### Work request
Determine the number of lines in the data that contain "status". Answer with that number only.

### Records provided
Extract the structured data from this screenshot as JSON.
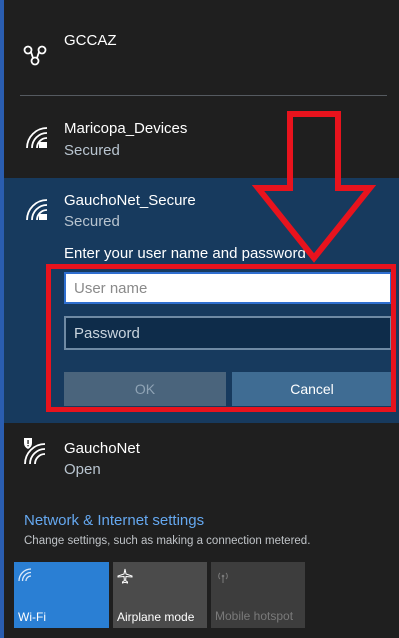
{
  "networks": [
    {
      "name": "GCCAZ",
      "status": ""
    },
    {
      "name": "Maricopa_Devices",
      "status": "Secured"
    },
    {
      "name": "GauchoNet_Secure",
      "status": "Secured"
    },
    {
      "name": "GauchoNet",
      "status": "Open"
    }
  ],
  "login": {
    "prompt": "Enter your user name and password",
    "username_placeholder": "User name",
    "password_placeholder": "Password",
    "ok_label": "OK",
    "cancel_label": "Cancel"
  },
  "settings": {
    "title": "Network & Internet settings",
    "subtitle": "Change settings, such as making a connection metered."
  },
  "quick_actions": [
    {
      "label": "Wi-Fi",
      "icon": "wifi-icon",
      "active": true
    },
    {
      "label": "Airplane mode",
      "icon": "airplane-icon",
      "active": false
    },
    {
      "label": "Mobile hotspot",
      "icon": "hotspot-icon",
      "active": false
    }
  ],
  "colors": {
    "accent": "#2a7fd4",
    "selected_bg": "#173a5e",
    "annotation": "#e8131d",
    "link": "#65a8f0"
  }
}
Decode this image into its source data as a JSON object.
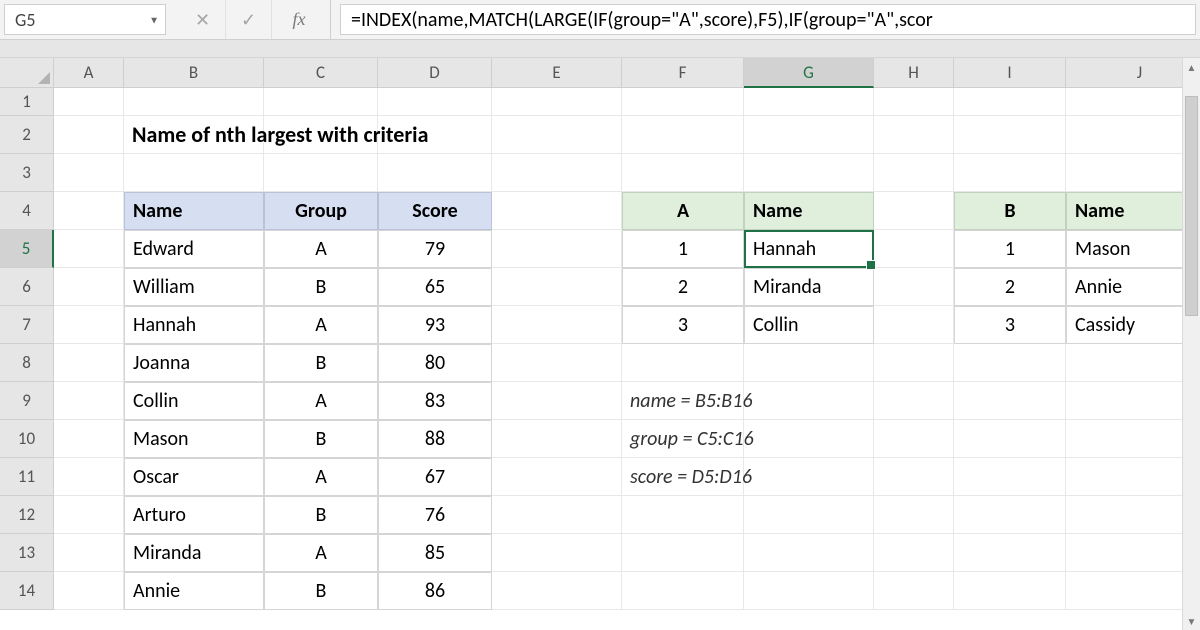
{
  "formula_bar": {
    "name_box": "G5",
    "cancel": "✕",
    "enter": "✓",
    "fx": "fx",
    "formula": "=INDEX(name,MATCH(LARGE(IF(group=\"A\",score),F5),IF(group=\"A\",scor"
  },
  "columns": [
    "A",
    "B",
    "C",
    "D",
    "E",
    "F",
    "G",
    "H",
    "I",
    "J"
  ],
  "rows": [
    "1",
    "2",
    "3",
    "4",
    "5",
    "6",
    "7",
    "8",
    "9",
    "10",
    "11",
    "12",
    "13",
    "14"
  ],
  "active_col": "G",
  "active_row": "5",
  "title": "Name of nth largest with criteria",
  "main_table": {
    "headers": [
      "Name",
      "Group",
      "Score"
    ],
    "rows": [
      [
        "Edward",
        "A",
        "79"
      ],
      [
        "William",
        "B",
        "65"
      ],
      [
        "Hannah",
        "A",
        "93"
      ],
      [
        "Joanna",
        "B",
        "80"
      ],
      [
        "Collin",
        "A",
        "83"
      ],
      [
        "Mason",
        "B",
        "88"
      ],
      [
        "Oscar",
        "A",
        "67"
      ],
      [
        "Arturo",
        "B",
        "76"
      ],
      [
        "Miranda",
        "A",
        "85"
      ],
      [
        "Annie",
        "B",
        "86"
      ]
    ]
  },
  "group_a": {
    "headers": [
      "A",
      "Name"
    ],
    "rows": [
      [
        "1",
        "Hannah"
      ],
      [
        "2",
        "Miranda"
      ],
      [
        "3",
        "Collin"
      ]
    ]
  },
  "group_b": {
    "headers": [
      "B",
      "Name"
    ],
    "rows": [
      [
        "1",
        "Mason"
      ],
      [
        "2",
        "Annie"
      ],
      [
        "3",
        "Cassidy"
      ]
    ]
  },
  "notes": [
    "name = B5:B16",
    "group = C5:C16",
    "score = D5:D16"
  ]
}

### Task result
4